*** Opening of INFORMATION SUPPLIED ***
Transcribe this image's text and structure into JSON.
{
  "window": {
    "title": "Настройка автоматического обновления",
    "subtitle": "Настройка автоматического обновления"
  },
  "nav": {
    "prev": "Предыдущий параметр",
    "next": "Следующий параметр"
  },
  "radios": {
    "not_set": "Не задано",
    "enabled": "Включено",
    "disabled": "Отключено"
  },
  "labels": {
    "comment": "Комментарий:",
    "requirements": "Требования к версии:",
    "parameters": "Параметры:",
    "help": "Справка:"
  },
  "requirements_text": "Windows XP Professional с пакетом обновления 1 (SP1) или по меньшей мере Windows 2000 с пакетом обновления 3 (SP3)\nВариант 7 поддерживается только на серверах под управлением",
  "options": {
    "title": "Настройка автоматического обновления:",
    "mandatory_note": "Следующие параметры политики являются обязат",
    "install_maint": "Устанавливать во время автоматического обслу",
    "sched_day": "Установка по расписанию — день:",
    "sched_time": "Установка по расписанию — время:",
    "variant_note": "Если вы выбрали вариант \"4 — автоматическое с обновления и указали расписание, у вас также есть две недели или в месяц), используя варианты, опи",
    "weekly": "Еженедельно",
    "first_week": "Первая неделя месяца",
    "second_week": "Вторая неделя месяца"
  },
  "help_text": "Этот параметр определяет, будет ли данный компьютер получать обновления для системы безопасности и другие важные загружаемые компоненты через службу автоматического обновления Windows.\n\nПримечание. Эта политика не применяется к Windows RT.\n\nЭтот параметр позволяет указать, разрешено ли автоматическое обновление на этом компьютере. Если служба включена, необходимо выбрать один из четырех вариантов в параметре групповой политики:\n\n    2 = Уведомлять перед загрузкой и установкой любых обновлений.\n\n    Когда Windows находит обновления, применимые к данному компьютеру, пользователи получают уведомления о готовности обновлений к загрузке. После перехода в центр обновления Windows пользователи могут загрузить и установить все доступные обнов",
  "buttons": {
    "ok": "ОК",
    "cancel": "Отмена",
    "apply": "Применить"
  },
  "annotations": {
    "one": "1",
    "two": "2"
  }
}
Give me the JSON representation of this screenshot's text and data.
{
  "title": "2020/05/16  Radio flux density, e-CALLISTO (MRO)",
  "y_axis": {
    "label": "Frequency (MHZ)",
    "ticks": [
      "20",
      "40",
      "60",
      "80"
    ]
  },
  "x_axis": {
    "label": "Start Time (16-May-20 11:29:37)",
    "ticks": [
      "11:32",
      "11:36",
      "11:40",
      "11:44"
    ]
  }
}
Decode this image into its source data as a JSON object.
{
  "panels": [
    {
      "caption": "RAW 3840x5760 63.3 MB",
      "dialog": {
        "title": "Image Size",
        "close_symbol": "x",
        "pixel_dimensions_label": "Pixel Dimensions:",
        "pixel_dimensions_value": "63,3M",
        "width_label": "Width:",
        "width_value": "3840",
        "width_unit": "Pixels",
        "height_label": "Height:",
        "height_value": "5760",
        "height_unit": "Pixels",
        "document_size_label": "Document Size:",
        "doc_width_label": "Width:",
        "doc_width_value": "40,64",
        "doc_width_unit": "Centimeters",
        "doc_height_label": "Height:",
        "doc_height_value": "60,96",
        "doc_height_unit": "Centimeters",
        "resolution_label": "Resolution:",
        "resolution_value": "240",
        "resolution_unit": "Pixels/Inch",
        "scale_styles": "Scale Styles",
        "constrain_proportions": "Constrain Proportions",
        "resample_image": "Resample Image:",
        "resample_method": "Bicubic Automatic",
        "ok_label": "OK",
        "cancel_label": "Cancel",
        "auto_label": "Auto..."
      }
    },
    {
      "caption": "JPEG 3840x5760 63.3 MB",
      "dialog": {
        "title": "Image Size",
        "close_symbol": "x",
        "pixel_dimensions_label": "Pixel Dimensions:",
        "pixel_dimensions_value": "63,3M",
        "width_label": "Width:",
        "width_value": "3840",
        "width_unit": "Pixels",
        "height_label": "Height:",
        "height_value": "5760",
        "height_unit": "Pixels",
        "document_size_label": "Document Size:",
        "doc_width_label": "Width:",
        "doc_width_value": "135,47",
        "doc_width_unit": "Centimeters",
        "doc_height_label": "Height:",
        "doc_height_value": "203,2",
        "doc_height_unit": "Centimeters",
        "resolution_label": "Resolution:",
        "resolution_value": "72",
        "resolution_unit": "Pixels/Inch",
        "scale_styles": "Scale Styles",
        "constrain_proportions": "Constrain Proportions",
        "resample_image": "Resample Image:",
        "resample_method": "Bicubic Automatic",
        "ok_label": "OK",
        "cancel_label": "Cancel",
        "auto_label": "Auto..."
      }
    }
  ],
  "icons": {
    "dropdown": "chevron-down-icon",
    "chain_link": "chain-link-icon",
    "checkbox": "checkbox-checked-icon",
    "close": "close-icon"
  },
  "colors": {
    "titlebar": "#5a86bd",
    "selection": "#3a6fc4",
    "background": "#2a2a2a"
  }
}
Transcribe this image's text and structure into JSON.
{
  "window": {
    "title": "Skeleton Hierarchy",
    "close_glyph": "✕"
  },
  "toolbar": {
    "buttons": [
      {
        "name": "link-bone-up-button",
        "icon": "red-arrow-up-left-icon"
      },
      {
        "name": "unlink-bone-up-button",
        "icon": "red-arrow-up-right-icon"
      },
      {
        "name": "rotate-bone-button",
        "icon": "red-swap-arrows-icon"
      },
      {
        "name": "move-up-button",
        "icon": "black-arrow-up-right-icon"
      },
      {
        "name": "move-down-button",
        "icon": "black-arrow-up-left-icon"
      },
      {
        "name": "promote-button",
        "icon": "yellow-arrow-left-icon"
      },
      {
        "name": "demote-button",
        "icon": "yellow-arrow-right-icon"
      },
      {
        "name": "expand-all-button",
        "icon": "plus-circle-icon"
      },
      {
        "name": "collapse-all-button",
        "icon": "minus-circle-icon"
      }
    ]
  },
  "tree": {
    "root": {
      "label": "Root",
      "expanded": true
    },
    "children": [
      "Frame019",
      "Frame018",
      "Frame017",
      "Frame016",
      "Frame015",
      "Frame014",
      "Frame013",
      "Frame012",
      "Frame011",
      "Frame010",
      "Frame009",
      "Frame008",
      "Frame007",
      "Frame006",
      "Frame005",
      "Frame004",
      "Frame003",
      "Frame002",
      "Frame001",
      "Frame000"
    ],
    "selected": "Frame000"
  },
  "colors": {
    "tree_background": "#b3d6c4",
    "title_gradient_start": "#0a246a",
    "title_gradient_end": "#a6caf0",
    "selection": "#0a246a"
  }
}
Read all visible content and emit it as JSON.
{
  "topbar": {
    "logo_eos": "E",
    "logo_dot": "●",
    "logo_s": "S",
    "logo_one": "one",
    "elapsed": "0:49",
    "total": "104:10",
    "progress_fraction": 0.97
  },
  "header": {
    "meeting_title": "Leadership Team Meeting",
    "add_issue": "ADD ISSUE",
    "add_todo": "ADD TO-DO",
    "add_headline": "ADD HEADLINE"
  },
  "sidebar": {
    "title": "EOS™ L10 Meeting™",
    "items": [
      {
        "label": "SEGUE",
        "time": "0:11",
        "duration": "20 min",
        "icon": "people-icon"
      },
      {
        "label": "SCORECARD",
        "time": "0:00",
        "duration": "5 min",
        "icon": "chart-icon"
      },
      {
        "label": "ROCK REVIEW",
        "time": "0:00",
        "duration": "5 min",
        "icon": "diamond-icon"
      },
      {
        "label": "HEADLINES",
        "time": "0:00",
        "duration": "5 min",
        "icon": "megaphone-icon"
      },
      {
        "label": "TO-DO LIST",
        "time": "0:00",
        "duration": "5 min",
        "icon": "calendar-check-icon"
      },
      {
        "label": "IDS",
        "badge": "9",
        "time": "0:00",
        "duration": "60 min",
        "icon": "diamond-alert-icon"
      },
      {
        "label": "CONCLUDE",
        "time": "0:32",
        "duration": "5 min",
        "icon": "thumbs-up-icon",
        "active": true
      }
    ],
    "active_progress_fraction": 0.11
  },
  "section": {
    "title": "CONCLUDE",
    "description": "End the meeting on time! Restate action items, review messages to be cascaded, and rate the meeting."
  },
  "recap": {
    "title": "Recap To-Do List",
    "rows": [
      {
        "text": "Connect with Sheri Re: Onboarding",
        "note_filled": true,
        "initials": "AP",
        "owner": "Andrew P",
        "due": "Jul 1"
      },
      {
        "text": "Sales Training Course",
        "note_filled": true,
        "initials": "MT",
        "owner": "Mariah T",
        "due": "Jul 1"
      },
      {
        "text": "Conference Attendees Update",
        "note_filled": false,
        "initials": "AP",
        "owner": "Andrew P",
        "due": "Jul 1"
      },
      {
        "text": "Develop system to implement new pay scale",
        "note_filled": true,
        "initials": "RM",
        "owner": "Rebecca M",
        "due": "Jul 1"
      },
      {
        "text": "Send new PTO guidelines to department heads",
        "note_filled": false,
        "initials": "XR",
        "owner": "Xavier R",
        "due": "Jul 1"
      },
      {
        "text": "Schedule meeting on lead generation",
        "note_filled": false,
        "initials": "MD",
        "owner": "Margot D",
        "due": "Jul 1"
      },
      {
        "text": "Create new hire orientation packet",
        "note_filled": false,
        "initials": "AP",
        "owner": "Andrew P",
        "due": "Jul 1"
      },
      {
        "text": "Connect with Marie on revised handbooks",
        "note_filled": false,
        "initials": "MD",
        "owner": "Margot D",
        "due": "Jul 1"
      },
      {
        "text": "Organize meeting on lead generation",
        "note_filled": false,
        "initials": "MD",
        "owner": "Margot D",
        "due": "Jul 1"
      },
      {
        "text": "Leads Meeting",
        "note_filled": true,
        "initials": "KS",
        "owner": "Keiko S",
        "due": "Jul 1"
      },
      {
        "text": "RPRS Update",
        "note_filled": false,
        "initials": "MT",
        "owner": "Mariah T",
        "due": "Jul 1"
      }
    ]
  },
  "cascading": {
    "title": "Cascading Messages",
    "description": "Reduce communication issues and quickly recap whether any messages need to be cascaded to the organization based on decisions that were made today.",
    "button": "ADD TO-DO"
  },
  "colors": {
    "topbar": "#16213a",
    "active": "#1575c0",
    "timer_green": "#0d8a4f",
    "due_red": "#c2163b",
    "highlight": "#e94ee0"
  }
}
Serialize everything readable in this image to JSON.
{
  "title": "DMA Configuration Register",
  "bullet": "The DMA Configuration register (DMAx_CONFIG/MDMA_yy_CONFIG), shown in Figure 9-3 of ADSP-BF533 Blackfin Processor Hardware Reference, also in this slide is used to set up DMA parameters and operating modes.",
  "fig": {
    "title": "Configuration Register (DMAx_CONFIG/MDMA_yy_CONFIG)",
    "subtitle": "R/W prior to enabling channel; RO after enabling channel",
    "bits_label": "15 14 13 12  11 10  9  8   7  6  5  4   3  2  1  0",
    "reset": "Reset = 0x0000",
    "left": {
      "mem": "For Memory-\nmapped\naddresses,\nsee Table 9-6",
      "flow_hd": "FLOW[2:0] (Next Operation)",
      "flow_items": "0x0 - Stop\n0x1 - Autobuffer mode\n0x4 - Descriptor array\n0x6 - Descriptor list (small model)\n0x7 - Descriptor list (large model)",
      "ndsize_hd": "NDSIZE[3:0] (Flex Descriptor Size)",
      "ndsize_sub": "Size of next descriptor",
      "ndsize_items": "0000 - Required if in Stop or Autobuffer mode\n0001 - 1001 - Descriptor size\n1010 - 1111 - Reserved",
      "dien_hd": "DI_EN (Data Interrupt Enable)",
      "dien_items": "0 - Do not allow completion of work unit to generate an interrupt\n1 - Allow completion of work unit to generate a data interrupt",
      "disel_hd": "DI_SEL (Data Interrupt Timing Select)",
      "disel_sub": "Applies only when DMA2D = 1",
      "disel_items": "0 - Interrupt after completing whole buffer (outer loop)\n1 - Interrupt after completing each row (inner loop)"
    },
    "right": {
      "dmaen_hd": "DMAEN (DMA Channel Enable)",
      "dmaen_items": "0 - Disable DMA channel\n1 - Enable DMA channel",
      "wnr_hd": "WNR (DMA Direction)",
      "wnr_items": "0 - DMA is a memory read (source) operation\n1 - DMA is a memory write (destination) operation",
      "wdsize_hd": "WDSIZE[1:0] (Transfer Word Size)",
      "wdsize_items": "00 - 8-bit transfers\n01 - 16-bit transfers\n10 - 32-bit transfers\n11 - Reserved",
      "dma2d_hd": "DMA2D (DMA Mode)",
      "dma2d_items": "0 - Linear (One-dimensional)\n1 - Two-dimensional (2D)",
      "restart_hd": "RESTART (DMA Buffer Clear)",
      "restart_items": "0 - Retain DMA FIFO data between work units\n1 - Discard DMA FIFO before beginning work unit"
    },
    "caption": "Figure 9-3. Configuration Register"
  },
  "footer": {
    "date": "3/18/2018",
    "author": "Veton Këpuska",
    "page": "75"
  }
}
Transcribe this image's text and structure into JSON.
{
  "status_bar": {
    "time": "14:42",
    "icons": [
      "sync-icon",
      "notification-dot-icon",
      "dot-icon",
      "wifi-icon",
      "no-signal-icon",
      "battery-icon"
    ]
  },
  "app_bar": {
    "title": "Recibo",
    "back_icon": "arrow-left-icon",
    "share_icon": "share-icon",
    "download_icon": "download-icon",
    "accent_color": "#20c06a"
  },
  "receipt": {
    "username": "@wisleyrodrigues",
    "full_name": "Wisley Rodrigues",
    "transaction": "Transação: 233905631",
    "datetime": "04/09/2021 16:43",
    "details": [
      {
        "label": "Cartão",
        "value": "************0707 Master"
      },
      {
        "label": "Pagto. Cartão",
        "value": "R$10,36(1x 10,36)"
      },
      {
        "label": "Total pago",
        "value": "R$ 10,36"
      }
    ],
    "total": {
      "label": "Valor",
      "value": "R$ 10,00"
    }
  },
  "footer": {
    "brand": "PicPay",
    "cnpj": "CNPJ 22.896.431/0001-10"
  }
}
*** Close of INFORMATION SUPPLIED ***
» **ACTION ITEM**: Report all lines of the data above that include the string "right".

» **SOLUTION**:
        "icon": "red-arrow-up-right-icon"
        "icon": "black-arrow-up-right-icon"
        "icon": "yellow-arrow-right-icon"
    "right": {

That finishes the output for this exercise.